Experts have warned the baking industry against adding folic acid to flour or bread, linking an excess of the vitamin with increased risk of cancer.

A new paper published in the British Journal of Nutrition found that fortified folic acid is broken down by the liver, however when eaten in its natural form, for example in green vegetables, it is broken down in the stomach.

The authors of the study claimed that if the liver received too much folic acid then it would be released into the blood undigested. An excess in the blood stream has been linked to bowel and breast cancer.

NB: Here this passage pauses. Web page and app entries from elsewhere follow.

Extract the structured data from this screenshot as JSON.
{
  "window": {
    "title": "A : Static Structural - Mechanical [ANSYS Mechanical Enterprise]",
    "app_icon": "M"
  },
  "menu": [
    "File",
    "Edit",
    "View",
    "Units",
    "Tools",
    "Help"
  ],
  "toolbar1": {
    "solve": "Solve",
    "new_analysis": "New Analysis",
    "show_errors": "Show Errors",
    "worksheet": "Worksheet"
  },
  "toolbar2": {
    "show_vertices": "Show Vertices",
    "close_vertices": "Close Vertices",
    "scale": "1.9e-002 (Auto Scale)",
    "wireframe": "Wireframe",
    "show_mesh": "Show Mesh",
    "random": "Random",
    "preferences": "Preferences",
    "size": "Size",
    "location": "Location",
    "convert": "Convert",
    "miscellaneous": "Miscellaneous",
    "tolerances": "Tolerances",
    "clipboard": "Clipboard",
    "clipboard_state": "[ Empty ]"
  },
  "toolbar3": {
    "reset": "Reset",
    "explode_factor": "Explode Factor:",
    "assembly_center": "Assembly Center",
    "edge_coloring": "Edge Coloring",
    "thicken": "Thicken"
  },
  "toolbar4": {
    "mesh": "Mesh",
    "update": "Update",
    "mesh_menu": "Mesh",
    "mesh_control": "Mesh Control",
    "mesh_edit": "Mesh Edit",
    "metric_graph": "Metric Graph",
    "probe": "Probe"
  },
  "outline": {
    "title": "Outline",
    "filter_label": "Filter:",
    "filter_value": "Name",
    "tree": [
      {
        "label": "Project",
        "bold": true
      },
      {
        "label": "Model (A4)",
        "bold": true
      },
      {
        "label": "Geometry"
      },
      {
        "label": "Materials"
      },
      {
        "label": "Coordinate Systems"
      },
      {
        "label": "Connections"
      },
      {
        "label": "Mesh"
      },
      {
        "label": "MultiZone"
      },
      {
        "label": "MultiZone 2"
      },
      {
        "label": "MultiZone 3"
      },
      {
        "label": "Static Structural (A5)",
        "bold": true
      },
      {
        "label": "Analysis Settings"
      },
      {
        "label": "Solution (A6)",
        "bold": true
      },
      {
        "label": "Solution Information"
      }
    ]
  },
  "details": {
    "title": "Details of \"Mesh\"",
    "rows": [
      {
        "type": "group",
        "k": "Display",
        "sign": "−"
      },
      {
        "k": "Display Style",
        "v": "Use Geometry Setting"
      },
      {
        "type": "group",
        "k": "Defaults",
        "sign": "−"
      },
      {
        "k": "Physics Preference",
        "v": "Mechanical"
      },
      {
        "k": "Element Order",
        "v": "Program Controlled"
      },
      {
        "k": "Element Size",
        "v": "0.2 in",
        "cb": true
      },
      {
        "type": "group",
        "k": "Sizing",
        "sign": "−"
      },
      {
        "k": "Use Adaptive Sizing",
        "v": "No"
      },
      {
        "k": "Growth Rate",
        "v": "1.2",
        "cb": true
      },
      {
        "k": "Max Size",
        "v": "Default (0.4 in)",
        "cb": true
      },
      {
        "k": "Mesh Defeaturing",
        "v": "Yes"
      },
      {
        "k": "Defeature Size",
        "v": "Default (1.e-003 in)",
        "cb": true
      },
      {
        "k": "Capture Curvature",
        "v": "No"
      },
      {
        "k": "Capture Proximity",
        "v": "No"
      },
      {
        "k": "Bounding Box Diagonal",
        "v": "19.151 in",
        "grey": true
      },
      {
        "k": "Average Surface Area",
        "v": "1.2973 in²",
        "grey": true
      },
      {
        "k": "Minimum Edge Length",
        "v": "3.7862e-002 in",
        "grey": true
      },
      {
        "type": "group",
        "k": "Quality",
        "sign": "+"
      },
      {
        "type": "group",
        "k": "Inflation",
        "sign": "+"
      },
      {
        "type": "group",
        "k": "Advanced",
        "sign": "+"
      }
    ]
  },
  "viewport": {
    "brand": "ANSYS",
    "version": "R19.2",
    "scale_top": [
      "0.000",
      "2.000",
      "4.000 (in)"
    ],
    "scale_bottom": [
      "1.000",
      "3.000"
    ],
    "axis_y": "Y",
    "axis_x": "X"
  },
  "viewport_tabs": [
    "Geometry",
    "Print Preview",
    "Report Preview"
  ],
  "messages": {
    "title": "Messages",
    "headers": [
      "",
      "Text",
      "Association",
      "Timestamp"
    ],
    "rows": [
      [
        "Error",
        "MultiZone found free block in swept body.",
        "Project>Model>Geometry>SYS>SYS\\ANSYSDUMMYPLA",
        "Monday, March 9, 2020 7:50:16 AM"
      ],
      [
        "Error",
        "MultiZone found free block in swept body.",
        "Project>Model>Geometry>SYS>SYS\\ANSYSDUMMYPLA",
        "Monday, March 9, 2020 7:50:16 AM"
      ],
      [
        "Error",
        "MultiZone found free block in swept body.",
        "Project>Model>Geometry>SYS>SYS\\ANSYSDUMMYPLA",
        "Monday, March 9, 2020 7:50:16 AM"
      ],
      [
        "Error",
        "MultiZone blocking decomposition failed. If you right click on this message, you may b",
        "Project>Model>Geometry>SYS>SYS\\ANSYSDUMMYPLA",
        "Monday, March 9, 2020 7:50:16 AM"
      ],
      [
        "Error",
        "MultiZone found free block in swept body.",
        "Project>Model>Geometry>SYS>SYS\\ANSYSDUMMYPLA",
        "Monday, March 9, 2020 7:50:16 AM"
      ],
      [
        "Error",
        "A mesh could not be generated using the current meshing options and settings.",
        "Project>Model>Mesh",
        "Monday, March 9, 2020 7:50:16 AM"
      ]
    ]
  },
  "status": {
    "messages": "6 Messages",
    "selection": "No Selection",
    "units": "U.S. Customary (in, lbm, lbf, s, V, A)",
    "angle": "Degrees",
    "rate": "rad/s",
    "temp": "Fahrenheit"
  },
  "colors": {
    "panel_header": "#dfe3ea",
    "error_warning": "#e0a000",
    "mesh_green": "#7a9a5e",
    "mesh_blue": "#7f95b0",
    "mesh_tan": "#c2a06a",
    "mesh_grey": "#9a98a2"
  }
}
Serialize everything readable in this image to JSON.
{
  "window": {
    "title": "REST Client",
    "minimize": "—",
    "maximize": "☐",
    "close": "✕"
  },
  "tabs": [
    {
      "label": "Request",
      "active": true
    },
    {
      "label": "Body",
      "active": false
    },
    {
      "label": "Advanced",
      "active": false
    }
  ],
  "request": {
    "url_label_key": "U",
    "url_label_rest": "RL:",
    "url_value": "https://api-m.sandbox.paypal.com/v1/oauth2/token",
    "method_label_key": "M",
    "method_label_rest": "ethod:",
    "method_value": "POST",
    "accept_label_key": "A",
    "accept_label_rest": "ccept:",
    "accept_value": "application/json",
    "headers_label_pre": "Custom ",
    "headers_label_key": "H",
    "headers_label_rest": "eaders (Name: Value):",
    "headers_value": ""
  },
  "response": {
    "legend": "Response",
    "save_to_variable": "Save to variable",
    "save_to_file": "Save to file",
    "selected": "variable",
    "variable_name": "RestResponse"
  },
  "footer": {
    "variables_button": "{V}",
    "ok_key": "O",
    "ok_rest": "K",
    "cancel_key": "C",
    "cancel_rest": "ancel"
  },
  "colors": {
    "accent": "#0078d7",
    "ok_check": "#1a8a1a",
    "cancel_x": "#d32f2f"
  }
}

In June this year the Food Standards Agency (FSA) had agreed that a form of mandatory fortification of flour or bread with folic acid should be recommended to UK health ministers as part of a package of measures to help prevent neural tube defects (NTDs) in new born babies.

Fortification could prevent between 77 and 162 NTD pregnancies a year.

However, uncertainty regarding cancer risk had already led the Agency to order further research from the Scientific Advisory Group on Nutrition (SACN), which guided its decision to recommend fortification (see British Baker, October 26, pg 4).

An expert group of members of SACN and cancer experts, is now examining two studies on colorectal cancer risk which were not published at the time of SACN’s original report.

Previously, the SACN concluded that evidence for a relationship between folic acid and cancer risk was unclear.